Calsey- Smith methods. Therapists should be trained in at least one of these.
MLD is particularly useful if there is swelling in the face, breast, abdomen,
genitals or elsewhere on the trunk.
You can do a simplified version of MLD yourself at home, called simple lymphatic
drainage (SLD). SLD is done by using your fingers very gently to move the skin in
a particular direction. If you find that the skin is red when you have finished, then
the movement is too hard. It is often easier you partner or a friend also learns the
technique, so they can help you in any areas you cannot reach. Your
physiotherapist or nurse will be able to show you or your partner the technique.
The diagrams and explanations on the following pages should also help.
Massage 1- for both arm and leg swelling
• Place your fingers, relaxed, on either side of your neck at position 1.
• Gently move the skin in a downward direction, toward the back of your
• Repeat 10 times at position 1, 2, and 3.
• On the top of your shoulder use a gentle inward scooping movement down
towards the top of your breast bone (where the collarbones meet)
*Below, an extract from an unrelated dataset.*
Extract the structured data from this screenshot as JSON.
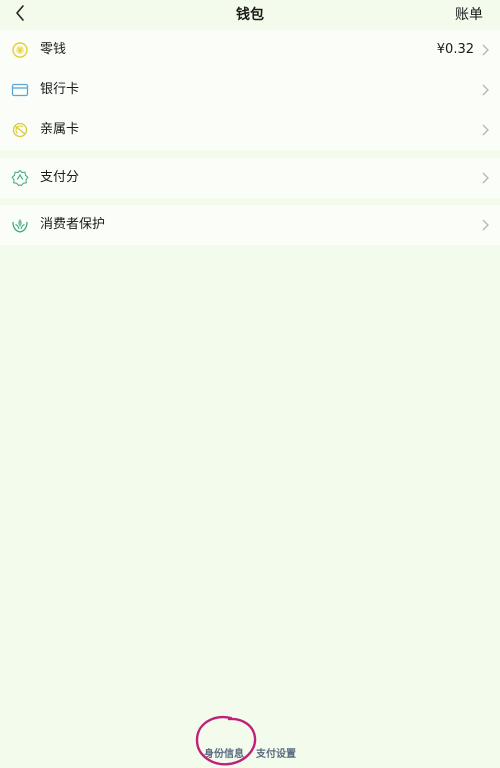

• Repeat 5 times.
Massage 2- for swelling of one arm
The aim of this massage is to stimulate the lymph channels on the trunk to clear the
way ahead so excess fluid can drain away.
The skin is always moved toward the non-swollen side. You will find it easier to
start with one hand, and then swap to the other as you move across your body.
• Starting in the armpit on the non-swollen side (position 1), use light pressure
to gently stretch the skin up into the armpit. Your hand should be flat and
not slide all over the skin. Repeat 10 times.
• Next, at position 2, use light pressure to gently stretch the skin up into the
armpit. Your hand should be flat and not slide over the skin. Repeat 10
• Next, at position 2 use a light push to stretch the skin toward non-swollen
side, with a slow and gentle rhythm. Repeat 5 times.
• Repeat the same movement at position 3.
• Swap hands, and repeat the movement 5 more times at position 3 with your
other hand, as this position is very important for lymphatic drainage. This
time, the movement with your fingers is a slight pull to move the skin to the
• Repeat movement 5 times at position 4, then 5.
Massage 3- for swelling of one leg
The aim of this massage is to clear a path ahead of the affected leg to allow excess
fluid to drain away.
• Starting at the armpit on the same side as you affected leg (position 1), use
light pressure to stretch the skin up gently into the armpit. Your hand should
be flat and not slide over the skin. Repeat 5 times.